--- Data entries ---

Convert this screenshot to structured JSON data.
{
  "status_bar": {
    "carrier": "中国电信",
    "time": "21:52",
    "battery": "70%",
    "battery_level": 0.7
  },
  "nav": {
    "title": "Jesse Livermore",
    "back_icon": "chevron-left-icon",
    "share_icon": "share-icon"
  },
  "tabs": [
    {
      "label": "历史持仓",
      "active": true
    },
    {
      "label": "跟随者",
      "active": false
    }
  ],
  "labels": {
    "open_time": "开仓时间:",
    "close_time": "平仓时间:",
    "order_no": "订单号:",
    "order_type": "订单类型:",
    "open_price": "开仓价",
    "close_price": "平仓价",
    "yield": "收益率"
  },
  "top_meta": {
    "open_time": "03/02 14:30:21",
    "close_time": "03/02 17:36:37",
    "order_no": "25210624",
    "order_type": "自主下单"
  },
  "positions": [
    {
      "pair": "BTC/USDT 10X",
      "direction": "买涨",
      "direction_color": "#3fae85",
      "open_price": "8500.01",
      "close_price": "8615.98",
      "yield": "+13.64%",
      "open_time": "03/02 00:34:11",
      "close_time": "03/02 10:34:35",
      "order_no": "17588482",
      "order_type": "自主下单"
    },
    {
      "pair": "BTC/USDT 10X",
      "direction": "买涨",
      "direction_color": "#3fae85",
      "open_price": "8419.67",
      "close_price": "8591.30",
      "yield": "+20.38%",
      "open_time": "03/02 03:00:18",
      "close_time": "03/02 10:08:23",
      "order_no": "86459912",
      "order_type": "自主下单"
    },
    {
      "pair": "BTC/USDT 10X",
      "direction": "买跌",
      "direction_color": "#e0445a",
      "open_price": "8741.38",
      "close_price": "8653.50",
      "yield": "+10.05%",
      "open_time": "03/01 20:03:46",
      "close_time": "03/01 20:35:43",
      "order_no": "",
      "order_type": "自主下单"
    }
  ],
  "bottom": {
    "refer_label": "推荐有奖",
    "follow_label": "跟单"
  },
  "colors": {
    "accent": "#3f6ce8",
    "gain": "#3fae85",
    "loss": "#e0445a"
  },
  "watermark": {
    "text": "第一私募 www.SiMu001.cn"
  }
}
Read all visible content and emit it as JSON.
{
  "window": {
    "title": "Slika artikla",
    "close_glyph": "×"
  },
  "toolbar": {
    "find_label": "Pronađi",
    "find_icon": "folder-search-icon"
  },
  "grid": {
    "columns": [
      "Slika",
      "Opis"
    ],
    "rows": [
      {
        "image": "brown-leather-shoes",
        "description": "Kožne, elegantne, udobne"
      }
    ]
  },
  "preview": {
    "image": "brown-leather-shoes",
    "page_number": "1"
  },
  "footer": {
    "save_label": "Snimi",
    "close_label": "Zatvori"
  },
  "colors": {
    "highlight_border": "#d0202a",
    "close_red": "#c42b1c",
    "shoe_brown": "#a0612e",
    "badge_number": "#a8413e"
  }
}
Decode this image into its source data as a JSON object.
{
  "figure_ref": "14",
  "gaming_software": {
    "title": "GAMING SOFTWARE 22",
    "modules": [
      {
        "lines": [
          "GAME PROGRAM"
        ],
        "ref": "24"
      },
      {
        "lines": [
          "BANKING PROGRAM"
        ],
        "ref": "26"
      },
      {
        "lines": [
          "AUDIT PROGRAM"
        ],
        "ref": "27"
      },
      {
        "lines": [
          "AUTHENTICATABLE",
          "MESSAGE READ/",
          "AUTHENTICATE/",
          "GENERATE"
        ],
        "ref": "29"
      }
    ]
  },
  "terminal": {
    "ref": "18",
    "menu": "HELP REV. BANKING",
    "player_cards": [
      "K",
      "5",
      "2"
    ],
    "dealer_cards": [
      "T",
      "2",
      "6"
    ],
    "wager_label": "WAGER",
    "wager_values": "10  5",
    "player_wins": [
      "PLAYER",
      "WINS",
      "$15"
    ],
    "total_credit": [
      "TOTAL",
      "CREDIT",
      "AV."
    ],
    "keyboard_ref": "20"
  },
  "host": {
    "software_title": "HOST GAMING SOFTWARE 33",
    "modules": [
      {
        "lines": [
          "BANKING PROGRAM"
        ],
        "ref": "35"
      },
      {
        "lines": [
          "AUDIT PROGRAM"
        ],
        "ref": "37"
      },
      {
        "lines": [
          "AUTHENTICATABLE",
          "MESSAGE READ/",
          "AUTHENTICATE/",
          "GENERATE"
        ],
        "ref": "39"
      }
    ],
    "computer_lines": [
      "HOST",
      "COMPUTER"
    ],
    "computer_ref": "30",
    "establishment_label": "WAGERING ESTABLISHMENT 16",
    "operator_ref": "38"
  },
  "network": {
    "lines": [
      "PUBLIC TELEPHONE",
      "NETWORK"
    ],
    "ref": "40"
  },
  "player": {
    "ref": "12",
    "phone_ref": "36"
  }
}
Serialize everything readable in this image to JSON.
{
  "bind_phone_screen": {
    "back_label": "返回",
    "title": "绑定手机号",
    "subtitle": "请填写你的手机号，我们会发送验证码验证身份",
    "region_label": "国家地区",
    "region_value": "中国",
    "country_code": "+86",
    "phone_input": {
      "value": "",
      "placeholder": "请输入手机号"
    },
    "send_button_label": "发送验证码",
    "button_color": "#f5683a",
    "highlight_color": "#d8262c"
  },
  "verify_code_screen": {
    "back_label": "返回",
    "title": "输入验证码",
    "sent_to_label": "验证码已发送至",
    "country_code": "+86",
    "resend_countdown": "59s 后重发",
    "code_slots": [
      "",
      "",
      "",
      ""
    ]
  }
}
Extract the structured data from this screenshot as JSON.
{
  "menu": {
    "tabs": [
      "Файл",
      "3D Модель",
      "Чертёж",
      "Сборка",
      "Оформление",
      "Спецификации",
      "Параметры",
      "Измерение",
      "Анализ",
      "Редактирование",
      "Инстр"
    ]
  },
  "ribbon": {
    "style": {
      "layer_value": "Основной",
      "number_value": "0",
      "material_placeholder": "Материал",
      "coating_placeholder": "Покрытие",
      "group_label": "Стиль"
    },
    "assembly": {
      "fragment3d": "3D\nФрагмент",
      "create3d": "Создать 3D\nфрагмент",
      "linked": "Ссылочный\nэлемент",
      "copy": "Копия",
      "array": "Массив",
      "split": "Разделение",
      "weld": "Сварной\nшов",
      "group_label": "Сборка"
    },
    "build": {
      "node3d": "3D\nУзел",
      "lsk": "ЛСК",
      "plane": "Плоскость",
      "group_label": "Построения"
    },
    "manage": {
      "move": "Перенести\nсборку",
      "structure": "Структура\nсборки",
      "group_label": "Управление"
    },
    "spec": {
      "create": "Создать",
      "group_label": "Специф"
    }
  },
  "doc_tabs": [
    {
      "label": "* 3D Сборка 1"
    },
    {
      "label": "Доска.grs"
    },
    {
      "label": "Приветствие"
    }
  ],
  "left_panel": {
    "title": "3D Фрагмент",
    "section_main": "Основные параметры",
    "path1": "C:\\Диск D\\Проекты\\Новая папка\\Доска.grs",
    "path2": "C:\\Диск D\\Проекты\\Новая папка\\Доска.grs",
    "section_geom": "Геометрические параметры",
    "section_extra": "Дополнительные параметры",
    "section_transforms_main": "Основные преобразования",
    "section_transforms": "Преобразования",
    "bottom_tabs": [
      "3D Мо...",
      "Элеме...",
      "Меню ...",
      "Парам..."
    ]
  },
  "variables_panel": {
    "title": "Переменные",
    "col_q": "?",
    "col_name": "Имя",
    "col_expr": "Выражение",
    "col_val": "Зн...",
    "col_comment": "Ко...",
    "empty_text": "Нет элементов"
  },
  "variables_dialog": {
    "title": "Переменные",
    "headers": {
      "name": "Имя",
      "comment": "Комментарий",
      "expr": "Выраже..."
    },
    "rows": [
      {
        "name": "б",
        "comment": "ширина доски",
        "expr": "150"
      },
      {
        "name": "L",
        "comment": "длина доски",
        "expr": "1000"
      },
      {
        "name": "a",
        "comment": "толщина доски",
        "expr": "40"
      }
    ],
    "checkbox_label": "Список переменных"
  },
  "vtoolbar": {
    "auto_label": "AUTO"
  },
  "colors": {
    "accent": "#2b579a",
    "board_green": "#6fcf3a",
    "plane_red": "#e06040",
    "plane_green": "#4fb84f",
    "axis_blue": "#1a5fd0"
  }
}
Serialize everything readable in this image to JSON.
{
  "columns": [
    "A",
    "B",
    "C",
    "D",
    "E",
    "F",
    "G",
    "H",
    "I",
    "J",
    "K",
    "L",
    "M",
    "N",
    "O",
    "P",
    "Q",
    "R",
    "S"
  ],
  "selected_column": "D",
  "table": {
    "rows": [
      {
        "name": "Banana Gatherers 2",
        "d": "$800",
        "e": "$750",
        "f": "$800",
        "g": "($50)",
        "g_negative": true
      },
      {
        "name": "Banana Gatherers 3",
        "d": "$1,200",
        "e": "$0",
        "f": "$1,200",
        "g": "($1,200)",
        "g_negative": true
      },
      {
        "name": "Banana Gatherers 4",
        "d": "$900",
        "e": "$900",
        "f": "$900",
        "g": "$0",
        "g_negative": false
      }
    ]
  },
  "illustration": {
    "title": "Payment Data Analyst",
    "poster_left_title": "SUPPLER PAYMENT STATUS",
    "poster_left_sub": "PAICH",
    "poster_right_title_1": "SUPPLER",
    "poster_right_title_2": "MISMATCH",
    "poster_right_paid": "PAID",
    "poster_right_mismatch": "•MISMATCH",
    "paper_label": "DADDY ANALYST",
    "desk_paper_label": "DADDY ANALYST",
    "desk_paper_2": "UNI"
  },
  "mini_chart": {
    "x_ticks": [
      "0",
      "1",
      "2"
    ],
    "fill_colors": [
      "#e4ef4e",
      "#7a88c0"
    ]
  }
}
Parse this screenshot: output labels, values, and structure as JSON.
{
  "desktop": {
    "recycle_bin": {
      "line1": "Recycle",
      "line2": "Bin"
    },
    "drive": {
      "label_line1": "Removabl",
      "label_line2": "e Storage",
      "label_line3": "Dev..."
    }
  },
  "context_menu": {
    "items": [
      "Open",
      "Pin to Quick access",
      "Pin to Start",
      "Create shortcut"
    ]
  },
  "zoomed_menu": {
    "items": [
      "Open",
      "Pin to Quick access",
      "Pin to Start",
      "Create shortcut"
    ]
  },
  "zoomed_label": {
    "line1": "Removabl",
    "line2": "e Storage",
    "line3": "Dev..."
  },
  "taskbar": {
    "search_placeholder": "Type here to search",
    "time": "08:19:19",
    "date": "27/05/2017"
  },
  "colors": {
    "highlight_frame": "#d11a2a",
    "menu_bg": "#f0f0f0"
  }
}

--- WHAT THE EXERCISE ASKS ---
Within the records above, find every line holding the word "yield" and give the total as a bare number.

--- ANSWER SECTION ---
4